Many years ago I used to work as a BDM selling localization services. One night I was driving back to Budapest from a client visit in one of the countries in my European territory. With a tough week behind I was extremely tired and so ready to be home and sleep in my own bed. Most of my meetings had been successful although many unexpected things had happened. Things I had to find solutions for quickly and without external support. Some of my clients changed some key parameters of running projects, asking for considerably lower prices or shortening deadlines dramatically. I needed to act quickly without being able to consult to my head office overseas. I was happy with the results. In most cases we had managed to find a solution and my clients agreed to order.

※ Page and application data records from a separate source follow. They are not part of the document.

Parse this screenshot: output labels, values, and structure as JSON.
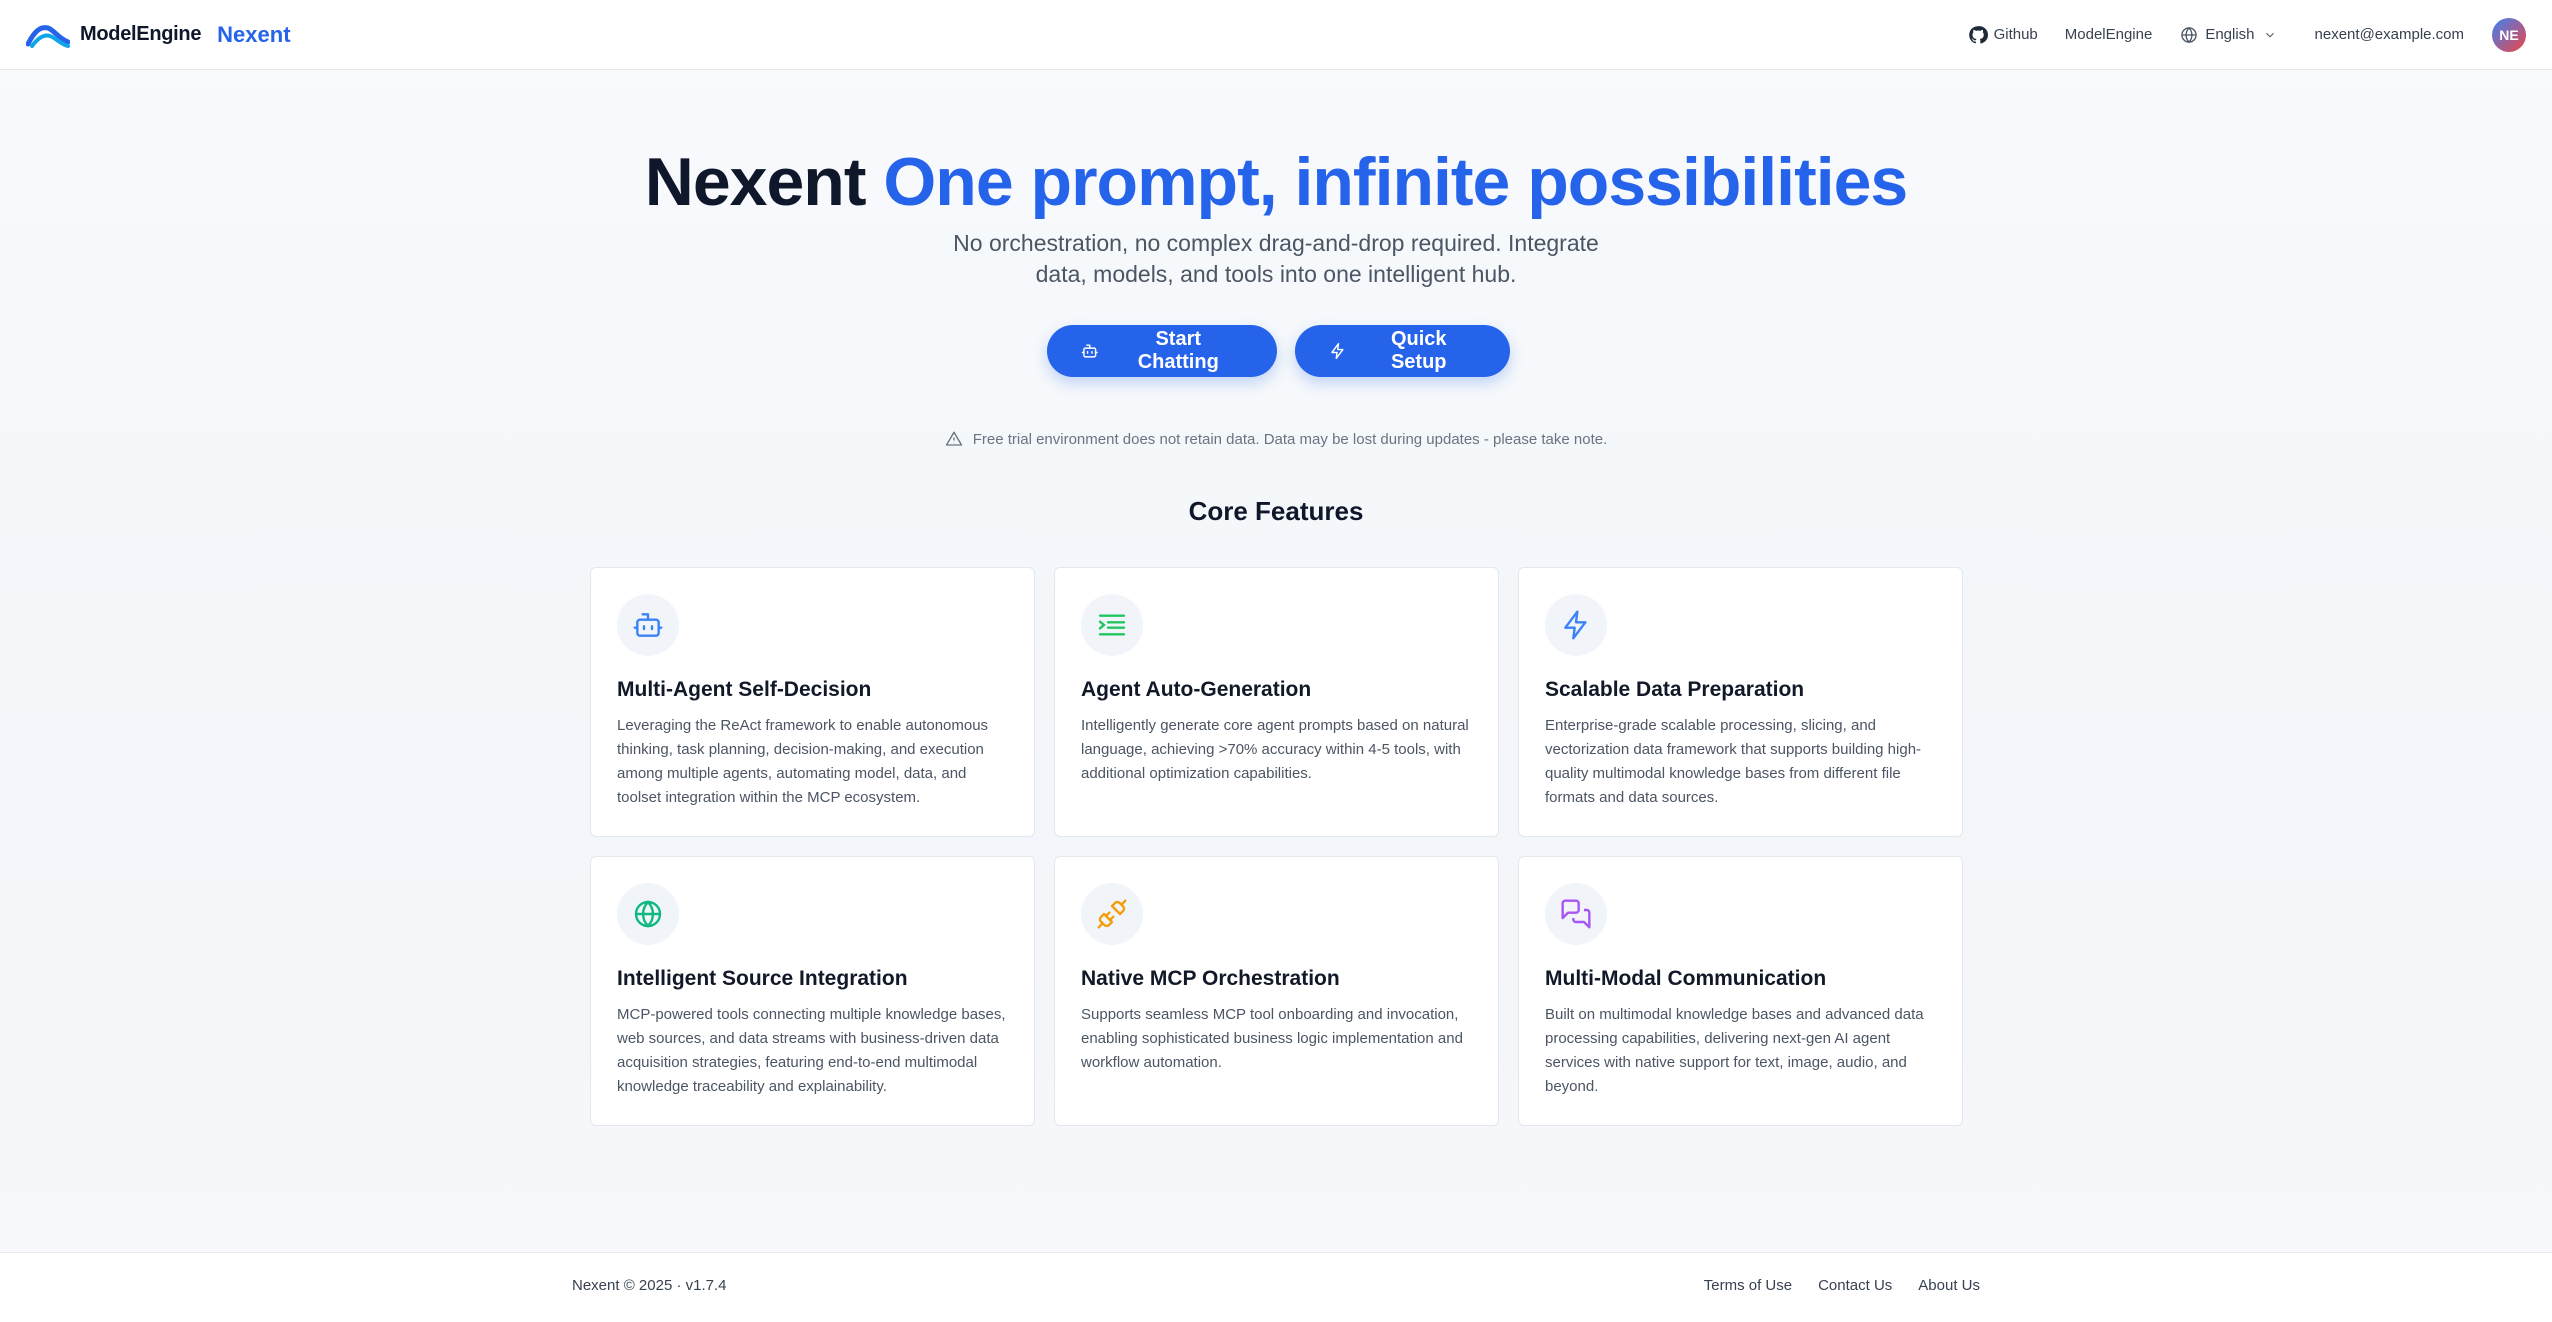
{
  "header": {
    "brand_name": "ModelEngine",
    "product_name": "Nexent",
    "nav": {
      "github": "Github",
      "modelengine": "ModelEngine",
      "language": "English"
    },
    "user_email": "nexent@example.com",
    "avatar_initials": "NE",
    "icons": [
      "github-icon",
      "globe-icon",
      "chevron-down-icon"
    ]
  },
  "hero": {
    "title_prefix": "Nexent",
    "title_highlight": "One prompt, infinite possibilities",
    "subtitle": "No orchestration, no complex drag-and-drop required. Integrate data, models, and tools into one intelligent hub.",
    "buttons": {
      "start_chatting": "Start Chatting",
      "quick_setup": "Quick Setup"
    },
    "notice": "Free trial environment does not retain data. Data may be lost during updates - please take note."
  },
  "features": {
    "title": "Core Features",
    "items": [
      {
        "title": "Multi-Agent Self-Decision",
        "description": "Leveraging the ReAct framework to enable autonomous thinking, task planning, decision-making, and execution among multiple agents, automating model, data, and toolset integration within the MCP ecosystem.",
        "icon": "bot-icon",
        "color": "#3b82f6"
      },
      {
        "title": "Agent Auto-Generation",
        "description": "Intelligently generate core agent prompts based on natural language, achieving >70% accuracy within 4-5 tools, with additional optimization capabilities.",
        "icon": "list-icon",
        "color": "#22c55e"
      },
      {
        "title": "Scalable Data Preparation",
        "description": "Enterprise-grade scalable processing, slicing, and vectorization data framework that supports building high-quality multimodal knowledge bases from different file formats and data sources.",
        "icon": "lightning-icon",
        "color": "#3b82f6"
      },
      {
        "title": "Intelligent Source Integration",
        "description": "MCP-powered tools connecting multiple knowledge bases, web sources, and data streams with business-driven data acquisition strategies, featuring end-to-end multimodal knowledge traceability and explainability.",
        "icon": "globe-icon",
        "color": "#10b981"
      },
      {
        "title": "Native MCP Orchestration",
        "description": "Supports seamless MCP tool onboarding and invocation, enabling sophisticated business logic implementation and workflow automation.",
        "icon": "plug-icon",
        "color": "#f59e0b"
      },
      {
        "title": "Multi-Modal Communication",
        "description": "Built on multimodal knowledge bases and advanced data processing capabilities, delivering next-gen AI agent services with native support for text, image, audio, and beyond.",
        "icon": "chat-bubbles-icon",
        "color": "#a855f7"
      }
    ]
  },
  "footer": {
    "copyright": "Nexent © 2025 · v1.7.4",
    "links": {
      "terms": "Terms of Use",
      "contact": "Contact Us",
      "about": "About Us"
    }
  },
  "colors": {
    "accent": "#2563eb",
    "text_dark": "#0f172a",
    "text_muted": "#4b5563"
  }
}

It was already two o’clock in the morning, and I did not want to fall asleep. There were a few hundred kilometers ahead of me and I decided to go on with driving for another hour or so. I turned on the radio hoping to find a program interesting enough to keep me awake. There was a young journalist interviewing a very well-known Hungarian interpreter, a lady with decades of experience. The woman was one of the bests, had been involved in many projects all around the world. She worked for hundreds of famous and powerful personages, politicians, celebrities, kidnappers and refugees, almost everyone, but Santa Claus, at least she did not mention the name when discussing her clientele.
Many remarkable stories were shared during those two hours but for me the most important message was that in a profession like that flexibility and the ability to realize and adopt to change is a must, a skill without those professionals would simply fail. ‘My dear young man – the interpreter went on with her storytelling – it is without a doubt that we, interpreters carry the world map, the complete Larousse encyclopedia and the CNN morning headlines in our heads. And we must keep them all updated endlessly. But there is one thing that is even more crucial than that. Namely that you on the spot must not for one second stop being observant and perceptive, and you must react right away if anything is going other than scheduled or expected. Events like the other party of the meeting does not show up or says or does something unexpected or unacceptable. Then you need to be able to adopt and reach for plan B without moving a muscle of your face. You need to put on your diplomat hat and save the situation. Libraries could be filled with stories of history when interpreters managed to save important meetings between world leaders. Events when they managed to actually rescue situations that could have easily escalated to serious conflicts between nations or even to wars. Unexpected conflicts when they had to act fast and smart. In such situations you just keep smiling, reach for your „first aid kit”, quickly scan the pages of your virtual library in your head and come up with the solution in a second quickly enough so your clients do not even realize that something bad happened. This is what comes only with practice and decades of experience. Interpreters are always expected to perfectly translate what is said by the person they work for and represent. But true talents have the gift of being able to realize what should be phrazed differently without altering the essence of the message.”
This discussion took place many years ago and that wonderful professional passed away since then. Nowadays, I am sure, she is busy with interpreting between Saint Peter and those holy travelers waiting for their transit visas.